- Ask groups of three to make masks and costumes and act out the story to the class.
- Locate Indonesia on the map, and find out information about the country, its people and culture.
Manfred the Baddie
(Quercus, 978 18472 44826)
Manfred the Baddie is very bad indeed. He gets up to all kinds of crimes, but it is a common cold which finally catches him out.
Nobody cares enough to wipe his fevered brow, make him soup or keep him company while he is stuck in his sick bed. So he takes his doctor’s advice, becomes a reformed character and never does anything really bad again …. or does he?
A picture book to savour, with a cheeky sense of humour, lots of boy appeal and great use of detail which entices you back through the pages again and again.
- Discuss how you could reform some classic storybook baddies, such as Captain Hook or Snow White’s evil stepmother. What event might trigger their change of character? List the good deeds these people might do after they have changed.
- Manfred kidnapped inventors and forced them to build machines for his diabolical crimes. Design new inventions to be put to a good use or a diabolical use, adding labels to explain how they work.
The Bog Baby
(Puffin, 978 01415 00300)
When two young sisters sneak off to the pond in the bluebell woods they find a Bog Baby. They make him a home in a tub, feed him cake crumbs, take him for walks and show him to their friends. But when he becomes sick, they learn that if you love something, you have to let it go.
This lovely story has beautiful illustrations by Gwen Millward that will make you want your own winged Bog Baby. It lends itself to lessons about the environment and caring for animals, as well as discussions about the children’s and Bog Baby’s feelings.
- Pond-dipping is a must after reading this book!
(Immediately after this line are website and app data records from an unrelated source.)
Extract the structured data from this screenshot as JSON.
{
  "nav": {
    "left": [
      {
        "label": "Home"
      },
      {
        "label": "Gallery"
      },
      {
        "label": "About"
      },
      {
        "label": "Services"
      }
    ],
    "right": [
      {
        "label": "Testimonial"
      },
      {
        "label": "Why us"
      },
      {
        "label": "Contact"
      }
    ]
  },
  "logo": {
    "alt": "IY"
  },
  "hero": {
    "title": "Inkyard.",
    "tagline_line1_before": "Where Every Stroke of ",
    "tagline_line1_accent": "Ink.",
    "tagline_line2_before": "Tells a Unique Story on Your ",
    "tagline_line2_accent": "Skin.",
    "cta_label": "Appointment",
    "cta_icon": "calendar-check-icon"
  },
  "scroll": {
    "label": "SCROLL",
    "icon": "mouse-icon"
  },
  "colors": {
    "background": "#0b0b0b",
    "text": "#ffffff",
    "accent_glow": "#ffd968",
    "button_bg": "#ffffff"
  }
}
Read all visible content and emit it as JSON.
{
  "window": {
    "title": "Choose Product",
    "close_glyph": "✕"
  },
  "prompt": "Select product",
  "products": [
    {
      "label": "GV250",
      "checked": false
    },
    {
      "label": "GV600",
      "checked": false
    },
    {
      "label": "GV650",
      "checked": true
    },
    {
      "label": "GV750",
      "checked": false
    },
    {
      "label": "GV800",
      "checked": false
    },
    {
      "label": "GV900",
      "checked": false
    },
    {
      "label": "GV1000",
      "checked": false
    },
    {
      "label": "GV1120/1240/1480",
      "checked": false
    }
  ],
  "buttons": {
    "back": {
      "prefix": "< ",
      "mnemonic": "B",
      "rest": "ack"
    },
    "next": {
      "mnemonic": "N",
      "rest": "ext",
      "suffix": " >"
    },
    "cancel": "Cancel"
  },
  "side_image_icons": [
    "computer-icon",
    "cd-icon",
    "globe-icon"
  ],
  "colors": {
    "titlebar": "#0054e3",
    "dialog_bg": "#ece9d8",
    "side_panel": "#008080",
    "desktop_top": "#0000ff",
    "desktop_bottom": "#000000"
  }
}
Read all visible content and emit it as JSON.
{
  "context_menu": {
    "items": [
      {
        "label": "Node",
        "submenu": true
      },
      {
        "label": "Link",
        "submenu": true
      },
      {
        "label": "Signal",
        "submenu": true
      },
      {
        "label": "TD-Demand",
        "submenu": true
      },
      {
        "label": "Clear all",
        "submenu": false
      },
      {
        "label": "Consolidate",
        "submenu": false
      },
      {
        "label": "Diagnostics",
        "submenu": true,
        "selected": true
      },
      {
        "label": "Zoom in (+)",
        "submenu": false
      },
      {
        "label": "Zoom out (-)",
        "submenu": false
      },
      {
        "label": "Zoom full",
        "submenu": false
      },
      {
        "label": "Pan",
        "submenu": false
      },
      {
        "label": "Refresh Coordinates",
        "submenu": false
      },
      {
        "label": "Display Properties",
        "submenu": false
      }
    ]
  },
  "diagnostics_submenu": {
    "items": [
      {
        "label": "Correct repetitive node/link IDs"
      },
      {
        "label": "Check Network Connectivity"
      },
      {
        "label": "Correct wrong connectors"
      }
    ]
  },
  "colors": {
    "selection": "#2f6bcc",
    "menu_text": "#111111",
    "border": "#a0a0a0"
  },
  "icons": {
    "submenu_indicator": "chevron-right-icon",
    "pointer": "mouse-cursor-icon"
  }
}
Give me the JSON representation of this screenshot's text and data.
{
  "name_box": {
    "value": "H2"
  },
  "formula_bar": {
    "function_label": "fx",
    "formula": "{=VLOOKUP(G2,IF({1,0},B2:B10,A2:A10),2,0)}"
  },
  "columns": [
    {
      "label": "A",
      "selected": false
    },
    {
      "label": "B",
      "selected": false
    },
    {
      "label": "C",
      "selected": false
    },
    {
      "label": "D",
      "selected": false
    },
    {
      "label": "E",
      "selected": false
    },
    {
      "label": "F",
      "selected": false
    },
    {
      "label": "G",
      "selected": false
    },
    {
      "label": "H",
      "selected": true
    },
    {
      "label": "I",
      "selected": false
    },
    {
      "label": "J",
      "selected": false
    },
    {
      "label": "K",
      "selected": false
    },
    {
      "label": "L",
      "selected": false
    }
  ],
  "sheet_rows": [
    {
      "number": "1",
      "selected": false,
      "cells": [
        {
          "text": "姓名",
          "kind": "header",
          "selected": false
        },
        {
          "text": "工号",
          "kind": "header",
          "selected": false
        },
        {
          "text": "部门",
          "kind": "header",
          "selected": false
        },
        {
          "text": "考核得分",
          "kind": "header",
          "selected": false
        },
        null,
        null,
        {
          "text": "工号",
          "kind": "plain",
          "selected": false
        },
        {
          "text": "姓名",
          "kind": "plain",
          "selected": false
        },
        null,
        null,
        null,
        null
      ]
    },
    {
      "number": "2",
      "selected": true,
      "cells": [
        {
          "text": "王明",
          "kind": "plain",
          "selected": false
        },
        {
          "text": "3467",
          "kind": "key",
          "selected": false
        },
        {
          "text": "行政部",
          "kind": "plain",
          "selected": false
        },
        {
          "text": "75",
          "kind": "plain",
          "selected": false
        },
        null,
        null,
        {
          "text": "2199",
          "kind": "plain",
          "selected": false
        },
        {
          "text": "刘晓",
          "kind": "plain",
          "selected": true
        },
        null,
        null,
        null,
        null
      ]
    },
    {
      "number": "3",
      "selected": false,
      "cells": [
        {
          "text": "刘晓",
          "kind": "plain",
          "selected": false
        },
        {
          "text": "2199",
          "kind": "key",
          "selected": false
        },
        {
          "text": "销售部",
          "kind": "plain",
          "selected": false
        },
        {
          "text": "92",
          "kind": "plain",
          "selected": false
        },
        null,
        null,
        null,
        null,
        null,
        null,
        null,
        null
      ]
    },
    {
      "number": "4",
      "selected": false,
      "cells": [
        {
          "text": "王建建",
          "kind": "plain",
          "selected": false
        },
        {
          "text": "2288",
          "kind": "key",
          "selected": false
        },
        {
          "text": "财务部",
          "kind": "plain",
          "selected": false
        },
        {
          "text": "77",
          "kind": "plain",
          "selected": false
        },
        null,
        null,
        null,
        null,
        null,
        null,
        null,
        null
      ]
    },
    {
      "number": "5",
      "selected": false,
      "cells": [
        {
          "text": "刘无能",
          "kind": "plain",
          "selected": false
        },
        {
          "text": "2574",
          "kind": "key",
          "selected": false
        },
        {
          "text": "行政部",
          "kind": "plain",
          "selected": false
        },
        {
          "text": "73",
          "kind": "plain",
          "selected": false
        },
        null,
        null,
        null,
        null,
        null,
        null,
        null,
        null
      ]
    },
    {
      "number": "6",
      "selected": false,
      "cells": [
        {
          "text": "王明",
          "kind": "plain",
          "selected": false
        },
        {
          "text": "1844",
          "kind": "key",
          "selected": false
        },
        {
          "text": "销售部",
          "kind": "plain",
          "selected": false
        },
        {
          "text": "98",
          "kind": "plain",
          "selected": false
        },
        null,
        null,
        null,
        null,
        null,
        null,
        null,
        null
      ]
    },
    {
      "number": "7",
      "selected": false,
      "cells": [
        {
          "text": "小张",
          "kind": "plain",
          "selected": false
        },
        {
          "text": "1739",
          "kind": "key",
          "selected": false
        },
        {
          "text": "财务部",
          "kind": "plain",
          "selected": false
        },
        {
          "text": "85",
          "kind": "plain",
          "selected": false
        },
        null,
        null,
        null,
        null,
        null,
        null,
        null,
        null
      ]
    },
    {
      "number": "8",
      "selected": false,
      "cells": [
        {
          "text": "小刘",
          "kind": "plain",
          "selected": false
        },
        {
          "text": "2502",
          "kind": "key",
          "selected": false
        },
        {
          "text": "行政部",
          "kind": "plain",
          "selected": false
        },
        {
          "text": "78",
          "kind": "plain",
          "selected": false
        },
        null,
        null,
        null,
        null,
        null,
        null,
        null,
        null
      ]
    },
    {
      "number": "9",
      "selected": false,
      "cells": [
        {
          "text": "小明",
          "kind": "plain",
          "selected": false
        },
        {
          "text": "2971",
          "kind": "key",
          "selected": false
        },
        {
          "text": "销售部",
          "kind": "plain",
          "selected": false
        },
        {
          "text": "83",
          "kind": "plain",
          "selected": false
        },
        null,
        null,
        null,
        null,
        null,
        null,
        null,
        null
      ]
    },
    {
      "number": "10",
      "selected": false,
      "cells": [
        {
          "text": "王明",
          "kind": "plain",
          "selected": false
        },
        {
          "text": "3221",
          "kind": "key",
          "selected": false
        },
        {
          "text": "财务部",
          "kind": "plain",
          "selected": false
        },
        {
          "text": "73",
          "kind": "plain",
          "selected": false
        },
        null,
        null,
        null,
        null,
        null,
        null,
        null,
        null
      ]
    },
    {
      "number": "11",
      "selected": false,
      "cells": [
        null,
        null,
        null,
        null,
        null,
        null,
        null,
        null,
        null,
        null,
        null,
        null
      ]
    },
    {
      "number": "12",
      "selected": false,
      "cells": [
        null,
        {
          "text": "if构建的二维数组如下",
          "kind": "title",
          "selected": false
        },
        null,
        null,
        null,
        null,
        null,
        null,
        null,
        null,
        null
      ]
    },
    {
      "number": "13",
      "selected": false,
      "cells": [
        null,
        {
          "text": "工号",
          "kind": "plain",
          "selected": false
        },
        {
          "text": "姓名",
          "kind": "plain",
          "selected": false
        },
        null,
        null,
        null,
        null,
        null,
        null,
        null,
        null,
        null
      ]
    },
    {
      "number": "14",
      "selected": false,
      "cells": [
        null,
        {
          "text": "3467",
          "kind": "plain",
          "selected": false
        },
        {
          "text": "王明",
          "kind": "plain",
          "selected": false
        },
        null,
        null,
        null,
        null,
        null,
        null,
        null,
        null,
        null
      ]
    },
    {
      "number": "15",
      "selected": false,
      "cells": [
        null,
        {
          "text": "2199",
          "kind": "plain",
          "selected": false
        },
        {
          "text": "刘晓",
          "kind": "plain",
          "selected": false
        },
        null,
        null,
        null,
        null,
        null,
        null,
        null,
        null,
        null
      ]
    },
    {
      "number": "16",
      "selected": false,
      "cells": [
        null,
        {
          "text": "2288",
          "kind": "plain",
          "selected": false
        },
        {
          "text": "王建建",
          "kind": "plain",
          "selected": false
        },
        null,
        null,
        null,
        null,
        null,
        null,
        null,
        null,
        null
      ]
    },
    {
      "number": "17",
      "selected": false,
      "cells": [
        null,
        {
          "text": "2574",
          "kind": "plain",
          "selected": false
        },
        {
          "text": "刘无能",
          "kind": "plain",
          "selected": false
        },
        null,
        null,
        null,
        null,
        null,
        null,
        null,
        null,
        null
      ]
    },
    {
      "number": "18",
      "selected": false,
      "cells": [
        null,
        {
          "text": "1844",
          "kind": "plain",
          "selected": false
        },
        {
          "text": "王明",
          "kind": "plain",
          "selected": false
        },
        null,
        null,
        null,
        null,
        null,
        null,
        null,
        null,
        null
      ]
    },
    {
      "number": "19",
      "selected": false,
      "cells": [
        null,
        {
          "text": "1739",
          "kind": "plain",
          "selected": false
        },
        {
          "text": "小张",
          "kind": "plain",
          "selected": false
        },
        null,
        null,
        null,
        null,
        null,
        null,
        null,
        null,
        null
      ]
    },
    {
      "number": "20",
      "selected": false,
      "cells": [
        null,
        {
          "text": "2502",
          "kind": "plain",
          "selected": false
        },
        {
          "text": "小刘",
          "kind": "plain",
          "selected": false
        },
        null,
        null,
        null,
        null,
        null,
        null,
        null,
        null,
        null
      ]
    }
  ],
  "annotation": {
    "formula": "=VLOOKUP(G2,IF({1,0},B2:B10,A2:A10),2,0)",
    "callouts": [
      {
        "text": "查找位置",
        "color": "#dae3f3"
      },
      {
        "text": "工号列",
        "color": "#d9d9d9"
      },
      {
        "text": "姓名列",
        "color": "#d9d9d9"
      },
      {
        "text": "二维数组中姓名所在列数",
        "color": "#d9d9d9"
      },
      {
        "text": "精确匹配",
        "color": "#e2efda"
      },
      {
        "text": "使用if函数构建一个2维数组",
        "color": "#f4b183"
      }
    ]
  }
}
Create a labelled poster of a pond and the animals and plants found there.
- Answer the questions about Bog Babies from the back page of the book.
- Write descriptions and draw pictures of another (imaginary) creature you might find in the bluebell woods.
Win five great reads for World Book Day
How are you going to spend World Book Day in your school? Email your ideas to email@example.com by Monday 16th February 2009, describing as briefly as you can how you plan to celebrate the event. All the ideas will be compiled and published as a special feature on the Literacy Time PLUS website in time for World Book Day. If we like your idea the best, we will send you all five of the fantastic books featured here.
Today I Will Fly!
(Walker Books, 978 14063 14670)
Elephant Gerald and his best friend Piggie are opposites – Gerald is careful, Piggie carefree; Gerald worries, Piggie smiles. So when Piggie declares that ‘Today I will fly!’ Gerald’s response is predictably negative. But Piggie uses her initiative to help her quest and, by the end of the book, Gerald announces: ‘Tomorrow I will fly’.
With simple, but comical, illustrations and just a few words on every page, even early readers can attempt to read the text. The author’s humour is evident on every page – the dry sarcasm of responses, such as Gerald’s ‘You need help’, will have your class joining in the laughter!
- Ask for suggestions of other mad activities Piggie might try and create posters illustrating them.
- Is Gerald worried about Piggie’s safety? Make a list of activities Piggie shouldn’t try to do, including reasons.
- How else might Piggie try to fly? (Eg, making wings). Write about her additional attempts and Gerald’s responses.